> _About this task_: What lines in the listing include "Oahu"? Return a copy of each.

▽

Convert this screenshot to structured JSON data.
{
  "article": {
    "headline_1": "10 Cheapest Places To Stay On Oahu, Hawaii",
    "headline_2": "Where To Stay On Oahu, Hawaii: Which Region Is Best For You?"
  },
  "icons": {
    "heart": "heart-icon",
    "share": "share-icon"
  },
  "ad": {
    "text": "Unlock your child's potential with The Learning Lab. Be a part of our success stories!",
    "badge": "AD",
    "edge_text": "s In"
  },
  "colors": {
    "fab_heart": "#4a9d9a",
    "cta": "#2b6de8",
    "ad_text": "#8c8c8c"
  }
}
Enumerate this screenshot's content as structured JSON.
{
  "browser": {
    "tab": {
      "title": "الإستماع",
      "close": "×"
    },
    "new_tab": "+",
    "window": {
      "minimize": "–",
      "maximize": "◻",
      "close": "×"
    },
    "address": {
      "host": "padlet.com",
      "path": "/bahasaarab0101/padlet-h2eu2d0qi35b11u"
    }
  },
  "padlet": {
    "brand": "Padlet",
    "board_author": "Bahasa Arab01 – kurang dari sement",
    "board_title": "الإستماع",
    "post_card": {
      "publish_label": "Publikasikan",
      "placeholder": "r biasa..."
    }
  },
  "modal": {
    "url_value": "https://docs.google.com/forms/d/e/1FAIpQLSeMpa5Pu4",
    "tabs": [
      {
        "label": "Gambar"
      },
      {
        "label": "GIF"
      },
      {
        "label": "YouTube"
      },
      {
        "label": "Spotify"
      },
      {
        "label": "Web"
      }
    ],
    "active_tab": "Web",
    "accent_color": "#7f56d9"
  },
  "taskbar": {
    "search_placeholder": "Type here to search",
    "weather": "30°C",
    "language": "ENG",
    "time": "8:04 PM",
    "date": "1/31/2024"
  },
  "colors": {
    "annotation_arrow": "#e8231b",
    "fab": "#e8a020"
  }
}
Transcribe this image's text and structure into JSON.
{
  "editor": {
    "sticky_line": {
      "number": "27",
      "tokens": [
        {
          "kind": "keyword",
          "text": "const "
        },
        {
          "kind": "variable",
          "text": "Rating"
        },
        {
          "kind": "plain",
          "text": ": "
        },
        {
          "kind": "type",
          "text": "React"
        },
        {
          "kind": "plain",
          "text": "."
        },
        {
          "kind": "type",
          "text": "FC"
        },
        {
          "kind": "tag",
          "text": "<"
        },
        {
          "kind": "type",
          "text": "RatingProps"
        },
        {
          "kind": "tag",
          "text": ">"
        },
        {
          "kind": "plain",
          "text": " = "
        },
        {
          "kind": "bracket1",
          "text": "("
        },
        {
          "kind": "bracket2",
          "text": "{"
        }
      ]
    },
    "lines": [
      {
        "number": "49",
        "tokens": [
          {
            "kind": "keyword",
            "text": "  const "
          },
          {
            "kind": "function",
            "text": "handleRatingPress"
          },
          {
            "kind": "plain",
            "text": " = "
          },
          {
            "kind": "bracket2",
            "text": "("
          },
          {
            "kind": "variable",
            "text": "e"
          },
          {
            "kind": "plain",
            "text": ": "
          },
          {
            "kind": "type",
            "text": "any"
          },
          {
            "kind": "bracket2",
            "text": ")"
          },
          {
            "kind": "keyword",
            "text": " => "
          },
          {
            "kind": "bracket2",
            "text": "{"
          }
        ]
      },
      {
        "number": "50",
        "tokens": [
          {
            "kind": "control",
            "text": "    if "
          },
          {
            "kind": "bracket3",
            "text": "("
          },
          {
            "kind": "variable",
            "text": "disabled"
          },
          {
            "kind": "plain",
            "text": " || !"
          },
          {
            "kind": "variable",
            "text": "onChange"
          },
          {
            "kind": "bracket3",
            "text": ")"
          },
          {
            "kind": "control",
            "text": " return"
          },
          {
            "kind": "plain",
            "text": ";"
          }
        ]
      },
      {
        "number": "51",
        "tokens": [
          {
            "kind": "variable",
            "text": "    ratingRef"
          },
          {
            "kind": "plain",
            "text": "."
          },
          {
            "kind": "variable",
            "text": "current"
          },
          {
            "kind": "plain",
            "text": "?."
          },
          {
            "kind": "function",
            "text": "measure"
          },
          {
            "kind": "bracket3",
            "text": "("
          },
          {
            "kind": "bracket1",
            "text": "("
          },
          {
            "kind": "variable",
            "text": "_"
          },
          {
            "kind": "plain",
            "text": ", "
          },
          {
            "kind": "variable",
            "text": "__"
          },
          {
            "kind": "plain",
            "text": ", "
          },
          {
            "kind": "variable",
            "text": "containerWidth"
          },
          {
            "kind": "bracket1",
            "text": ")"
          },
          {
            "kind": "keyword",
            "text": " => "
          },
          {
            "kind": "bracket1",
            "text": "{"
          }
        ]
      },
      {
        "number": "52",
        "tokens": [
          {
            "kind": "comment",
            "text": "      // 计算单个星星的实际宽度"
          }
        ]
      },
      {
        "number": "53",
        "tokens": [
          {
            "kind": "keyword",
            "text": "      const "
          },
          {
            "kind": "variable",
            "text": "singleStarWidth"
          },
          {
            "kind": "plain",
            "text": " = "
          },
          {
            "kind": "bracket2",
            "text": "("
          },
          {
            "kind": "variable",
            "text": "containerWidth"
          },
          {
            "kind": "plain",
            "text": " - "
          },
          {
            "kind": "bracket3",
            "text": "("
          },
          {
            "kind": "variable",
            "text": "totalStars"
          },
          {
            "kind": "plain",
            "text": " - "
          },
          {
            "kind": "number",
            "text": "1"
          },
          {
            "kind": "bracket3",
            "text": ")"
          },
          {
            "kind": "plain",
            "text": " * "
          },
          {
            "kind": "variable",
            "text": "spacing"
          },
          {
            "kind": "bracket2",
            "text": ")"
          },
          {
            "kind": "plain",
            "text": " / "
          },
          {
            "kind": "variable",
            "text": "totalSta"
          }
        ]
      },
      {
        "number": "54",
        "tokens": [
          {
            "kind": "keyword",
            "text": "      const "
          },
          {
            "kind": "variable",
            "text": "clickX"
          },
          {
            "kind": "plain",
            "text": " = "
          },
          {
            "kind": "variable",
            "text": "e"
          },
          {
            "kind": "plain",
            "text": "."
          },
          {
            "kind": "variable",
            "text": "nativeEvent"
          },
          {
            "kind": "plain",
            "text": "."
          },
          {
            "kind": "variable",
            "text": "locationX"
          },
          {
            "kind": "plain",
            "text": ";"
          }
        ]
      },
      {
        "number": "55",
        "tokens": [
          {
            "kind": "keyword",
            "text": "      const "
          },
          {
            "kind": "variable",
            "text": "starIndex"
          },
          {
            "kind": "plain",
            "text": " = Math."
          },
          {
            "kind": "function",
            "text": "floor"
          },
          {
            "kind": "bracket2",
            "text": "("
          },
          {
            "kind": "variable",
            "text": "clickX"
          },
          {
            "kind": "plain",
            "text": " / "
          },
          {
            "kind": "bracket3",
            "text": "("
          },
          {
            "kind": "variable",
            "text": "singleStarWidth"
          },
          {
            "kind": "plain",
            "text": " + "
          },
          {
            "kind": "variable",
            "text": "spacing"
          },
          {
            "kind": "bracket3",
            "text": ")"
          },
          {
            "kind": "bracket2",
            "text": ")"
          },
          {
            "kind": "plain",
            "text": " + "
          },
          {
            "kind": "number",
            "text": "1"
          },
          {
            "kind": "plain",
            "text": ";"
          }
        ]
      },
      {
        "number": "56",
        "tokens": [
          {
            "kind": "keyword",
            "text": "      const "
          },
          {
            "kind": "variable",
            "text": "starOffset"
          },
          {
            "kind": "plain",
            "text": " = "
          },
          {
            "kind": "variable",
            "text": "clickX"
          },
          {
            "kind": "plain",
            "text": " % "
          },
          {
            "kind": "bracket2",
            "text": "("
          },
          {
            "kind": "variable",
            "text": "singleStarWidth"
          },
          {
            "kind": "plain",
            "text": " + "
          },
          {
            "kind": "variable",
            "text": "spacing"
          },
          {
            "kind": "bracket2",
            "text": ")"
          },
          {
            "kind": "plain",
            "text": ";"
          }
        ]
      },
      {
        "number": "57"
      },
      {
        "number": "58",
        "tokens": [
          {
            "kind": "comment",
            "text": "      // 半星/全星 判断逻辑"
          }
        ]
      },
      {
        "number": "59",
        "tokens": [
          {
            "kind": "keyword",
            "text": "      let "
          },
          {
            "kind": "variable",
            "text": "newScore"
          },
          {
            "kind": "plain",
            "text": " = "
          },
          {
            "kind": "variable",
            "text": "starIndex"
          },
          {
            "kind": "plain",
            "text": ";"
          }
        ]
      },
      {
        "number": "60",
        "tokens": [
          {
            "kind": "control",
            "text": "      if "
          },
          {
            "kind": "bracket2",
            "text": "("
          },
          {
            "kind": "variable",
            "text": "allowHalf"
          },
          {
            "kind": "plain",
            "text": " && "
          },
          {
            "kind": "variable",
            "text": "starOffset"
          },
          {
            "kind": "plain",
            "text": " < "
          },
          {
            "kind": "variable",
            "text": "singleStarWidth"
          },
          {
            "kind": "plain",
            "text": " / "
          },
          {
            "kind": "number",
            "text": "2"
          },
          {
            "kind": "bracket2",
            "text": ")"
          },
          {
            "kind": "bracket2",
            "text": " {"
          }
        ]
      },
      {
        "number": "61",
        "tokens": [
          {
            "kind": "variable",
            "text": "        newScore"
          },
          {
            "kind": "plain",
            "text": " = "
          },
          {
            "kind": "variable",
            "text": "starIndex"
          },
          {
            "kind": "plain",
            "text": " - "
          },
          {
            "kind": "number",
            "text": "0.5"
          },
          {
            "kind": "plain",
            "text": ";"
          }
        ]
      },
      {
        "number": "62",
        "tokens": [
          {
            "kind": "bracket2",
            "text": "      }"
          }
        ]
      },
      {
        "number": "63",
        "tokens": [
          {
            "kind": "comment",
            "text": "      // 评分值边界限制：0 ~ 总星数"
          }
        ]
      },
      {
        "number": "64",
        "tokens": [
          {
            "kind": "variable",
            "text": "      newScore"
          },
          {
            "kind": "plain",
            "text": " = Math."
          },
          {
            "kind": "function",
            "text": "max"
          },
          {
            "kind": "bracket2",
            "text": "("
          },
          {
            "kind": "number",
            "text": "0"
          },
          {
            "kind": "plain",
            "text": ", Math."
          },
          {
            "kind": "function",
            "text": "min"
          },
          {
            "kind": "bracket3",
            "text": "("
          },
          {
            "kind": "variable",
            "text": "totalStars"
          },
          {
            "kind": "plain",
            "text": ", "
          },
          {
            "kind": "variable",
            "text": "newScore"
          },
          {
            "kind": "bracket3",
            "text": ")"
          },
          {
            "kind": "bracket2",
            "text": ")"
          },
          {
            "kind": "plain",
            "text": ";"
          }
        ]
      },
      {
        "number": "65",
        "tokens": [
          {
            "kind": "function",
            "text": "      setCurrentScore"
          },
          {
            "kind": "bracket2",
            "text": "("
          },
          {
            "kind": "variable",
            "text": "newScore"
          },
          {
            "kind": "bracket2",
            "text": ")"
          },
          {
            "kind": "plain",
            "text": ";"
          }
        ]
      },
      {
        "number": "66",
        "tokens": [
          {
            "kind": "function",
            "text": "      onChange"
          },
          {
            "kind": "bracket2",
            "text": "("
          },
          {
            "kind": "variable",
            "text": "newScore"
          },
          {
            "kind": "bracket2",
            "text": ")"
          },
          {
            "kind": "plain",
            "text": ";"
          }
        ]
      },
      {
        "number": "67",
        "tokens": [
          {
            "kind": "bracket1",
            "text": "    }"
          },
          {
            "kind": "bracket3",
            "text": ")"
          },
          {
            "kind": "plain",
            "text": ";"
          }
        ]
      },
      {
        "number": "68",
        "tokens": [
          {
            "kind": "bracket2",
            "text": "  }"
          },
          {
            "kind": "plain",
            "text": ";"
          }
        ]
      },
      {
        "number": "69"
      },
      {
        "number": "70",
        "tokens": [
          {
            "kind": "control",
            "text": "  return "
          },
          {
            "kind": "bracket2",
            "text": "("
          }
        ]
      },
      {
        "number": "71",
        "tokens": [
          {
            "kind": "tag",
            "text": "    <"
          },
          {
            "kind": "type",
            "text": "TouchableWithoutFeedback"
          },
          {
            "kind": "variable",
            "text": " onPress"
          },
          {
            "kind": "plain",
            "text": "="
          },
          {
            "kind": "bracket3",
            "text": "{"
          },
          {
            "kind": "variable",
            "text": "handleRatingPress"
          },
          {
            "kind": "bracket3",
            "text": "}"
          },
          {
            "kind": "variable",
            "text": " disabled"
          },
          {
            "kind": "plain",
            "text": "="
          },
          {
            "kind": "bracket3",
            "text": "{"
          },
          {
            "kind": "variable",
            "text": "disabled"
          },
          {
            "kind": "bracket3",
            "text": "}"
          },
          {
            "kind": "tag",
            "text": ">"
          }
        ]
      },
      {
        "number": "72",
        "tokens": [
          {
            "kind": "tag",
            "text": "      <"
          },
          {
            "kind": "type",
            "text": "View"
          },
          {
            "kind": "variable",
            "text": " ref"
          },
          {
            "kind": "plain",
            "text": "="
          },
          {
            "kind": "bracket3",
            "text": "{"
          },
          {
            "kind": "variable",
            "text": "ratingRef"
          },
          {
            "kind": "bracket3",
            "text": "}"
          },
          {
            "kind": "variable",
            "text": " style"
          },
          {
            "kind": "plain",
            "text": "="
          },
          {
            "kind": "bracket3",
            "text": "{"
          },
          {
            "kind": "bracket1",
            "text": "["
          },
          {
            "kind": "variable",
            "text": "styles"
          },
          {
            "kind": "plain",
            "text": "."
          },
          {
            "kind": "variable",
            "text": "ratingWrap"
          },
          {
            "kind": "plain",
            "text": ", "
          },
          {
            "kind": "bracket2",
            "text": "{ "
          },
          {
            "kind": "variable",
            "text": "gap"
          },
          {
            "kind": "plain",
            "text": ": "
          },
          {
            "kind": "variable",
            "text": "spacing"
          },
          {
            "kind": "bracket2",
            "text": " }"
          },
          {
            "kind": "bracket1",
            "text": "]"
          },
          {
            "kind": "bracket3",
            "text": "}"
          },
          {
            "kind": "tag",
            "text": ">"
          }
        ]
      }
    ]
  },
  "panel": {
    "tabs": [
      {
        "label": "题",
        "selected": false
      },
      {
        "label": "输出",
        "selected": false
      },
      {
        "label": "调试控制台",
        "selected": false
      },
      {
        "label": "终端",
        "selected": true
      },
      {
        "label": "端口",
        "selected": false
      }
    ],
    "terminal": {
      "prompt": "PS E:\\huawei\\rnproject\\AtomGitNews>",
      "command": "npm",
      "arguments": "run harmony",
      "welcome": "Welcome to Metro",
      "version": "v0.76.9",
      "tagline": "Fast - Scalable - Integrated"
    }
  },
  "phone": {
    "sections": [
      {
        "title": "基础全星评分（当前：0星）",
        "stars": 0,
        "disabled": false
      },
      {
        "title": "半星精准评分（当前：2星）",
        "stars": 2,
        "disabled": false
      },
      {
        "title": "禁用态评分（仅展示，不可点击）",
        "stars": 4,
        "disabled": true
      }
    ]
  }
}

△

> _Response below_:
    "headline_1": "10 Cheapest Places To Stay On Oahu, Hawaii",
    "headline_2": "Where To Stay On Oahu, Hawaii: Which Region Is Best For You?"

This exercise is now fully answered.